The Sydney Morning Herald, Monday 16 January, 1911
LAUNCH OF ANCHISES.
LONDON, Jan. 15.
Holt's Blue Funnel liner Anchises has
been launched at Belfast (Workman, Clark and Company).
She is intended for the Australian trade.
The Anchises is the third of three boats
10 000 tons each which have been constructed
for Messrs. Alfred Holt and Company's new
Australian passenger service. This is a sister
ship to the Aeneas now in Australian
waters. First class passengers only are carried,
accommodation being provided for about
300 at a moderate fare. These vessels are trading
to Australia via the Cape and Durban.
A fourth vessel has been ordered.
In the late 1890s, the Holts began to open up the Western Australian trade route from Singapore, and, in 1898 the Holts were approached by a powerful group of Australian shipping agents, known as the ‘Syndicate’, to start a direct service to Australia from the United Kingdom. As a result, the Holts began a monthly direct service in 1901 between Glasgow, Adelaide, Melbourne, Sydney and Brisbane, and Sarpedon, Nestor and Orestes were fitted with refrigeration holds to accommodate perishable cargoes. These ships were first of the Blue Funnel fleet to be so equipped. The first 5 years of this direct service produced little in the way of profit, but, largely due to the efforts of the Syndicate to secure freight for the Blue Funnel ships, the Holts persevered with a venture that was to prove to be highly successful. The pressure from competition was such that, in 1903, the decision was made to build a new class of faster and larger ship to accept the newer types or cargo and to also accommodate some passengers. As before, advantage was taken of depressions in the ship building industry to obtain new tonnage at very low prices. Eight new steam ships were ordered between 1903 and 1905, and a further 6 more between 1908 and 1910. These ships reflected new thinking in design. For example, the number of pillars used for support in the holds was greatly reduced by using steel girders suspended between them. This innovative approach greatly facilitated the movement and stowage of cargo and also provided an increase in capacity. The enhanced speed, capacity and efficiency of these new ships not only provided a competitive advantage but also a safeguard against the ever-present danger of loss of revenue from accidents.

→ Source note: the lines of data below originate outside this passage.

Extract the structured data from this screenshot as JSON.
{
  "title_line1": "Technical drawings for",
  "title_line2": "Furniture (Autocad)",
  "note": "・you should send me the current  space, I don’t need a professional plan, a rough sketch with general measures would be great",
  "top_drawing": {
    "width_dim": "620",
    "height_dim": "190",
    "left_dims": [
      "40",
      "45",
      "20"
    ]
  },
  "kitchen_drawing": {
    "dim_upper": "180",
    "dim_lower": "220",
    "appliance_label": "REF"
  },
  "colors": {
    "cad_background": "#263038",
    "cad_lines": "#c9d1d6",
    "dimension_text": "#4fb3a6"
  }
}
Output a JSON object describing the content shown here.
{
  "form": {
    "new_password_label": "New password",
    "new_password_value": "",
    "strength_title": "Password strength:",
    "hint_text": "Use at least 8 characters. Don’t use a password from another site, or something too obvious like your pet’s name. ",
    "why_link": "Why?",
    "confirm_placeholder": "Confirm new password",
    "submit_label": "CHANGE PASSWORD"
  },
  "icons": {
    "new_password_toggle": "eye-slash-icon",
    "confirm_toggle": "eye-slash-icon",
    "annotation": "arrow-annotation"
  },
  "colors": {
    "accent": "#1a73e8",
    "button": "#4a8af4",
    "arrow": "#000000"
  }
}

SS Anchises: SS Waratah:
10046 gross tons 9339.07 gross tons
6380 net tons 6003.96 net tons
493 ft. length 465 ft. length
60 ft. beam 59.45 ft. beam
37 ft. depth 38.5 ft. depth 2 x triple expansion engines, twin screw 2 x quadruple expansion, twin screw
14 knots 13.5 knots
Build cost: 374 000 pounds. 139 900 pounds.
The Anchises had similar specifications to the Waratah, and was launched two years after the Waratah disaster. She had a prominent top hamper and single funnel supported by a narrow beam of 60 ft. (similar to Waratah). It seems that the controversy surrounding the loss of the Waratah did not affect the design of Holt's new steamer and GM stability does not appear to have played a negative role during the Anchises' lengthy career. The comparison between the two vessels proves that with judicious cargo stowage, ballasting and placement of coal, the Waratah was stable when she departed Durban for the last time.
The extract brings to our attention that during the period when Waratah was constructed the depression in the ship building industry opened a door for the purchase of new tonnage at very low prices. This would certainly have contributed to the budget price of 139 900 pounds for Waratah. Ship builders were suffering and by accepting low construction tenders one can only imagine the short-cuts taken in the quality of construction. The Anchises was constructed in 1911 at a cost of 374 000 pounds, almost three times that of the Waratah!! Yes, the Anchises carried 300 first class passengers compared with Waratah's 100, and the shipbuilding depression had eased, but the difference in cost borders on outrageous. Further to this the extract is revealing in that; 'The first 5 years of this direct service produced little in the way of profit, but, largely due to the efforts of the Syndicate to secure freight for the Blue Funnel ships, the Holts persevered with a venture that was to prove to be highly successful'. The Lunds ensured that their Anglo-Australian venture was profitable, no doubt at the expense of quality steamers. Comments at the time described Lund steamers as ugly and utilitarian. This might have been the case, beauty after all is in the eye of the beholder, but bolt heads breaking off etc. pointed firmly in the direction of a steamer built on the cheap. A 'cheap', overloaded steamer with deficiencies in heat insulation was looking for trouble along South Africa's Wild Coast during the middle of winter. See: http://waratahrevisited.blogspot.co.za/2016/04/needed-12000-tons-cargo-for-stability.html
Anchises - note her superstructure decks spanned more than 0.6 x LBP = better structural integrity and stability.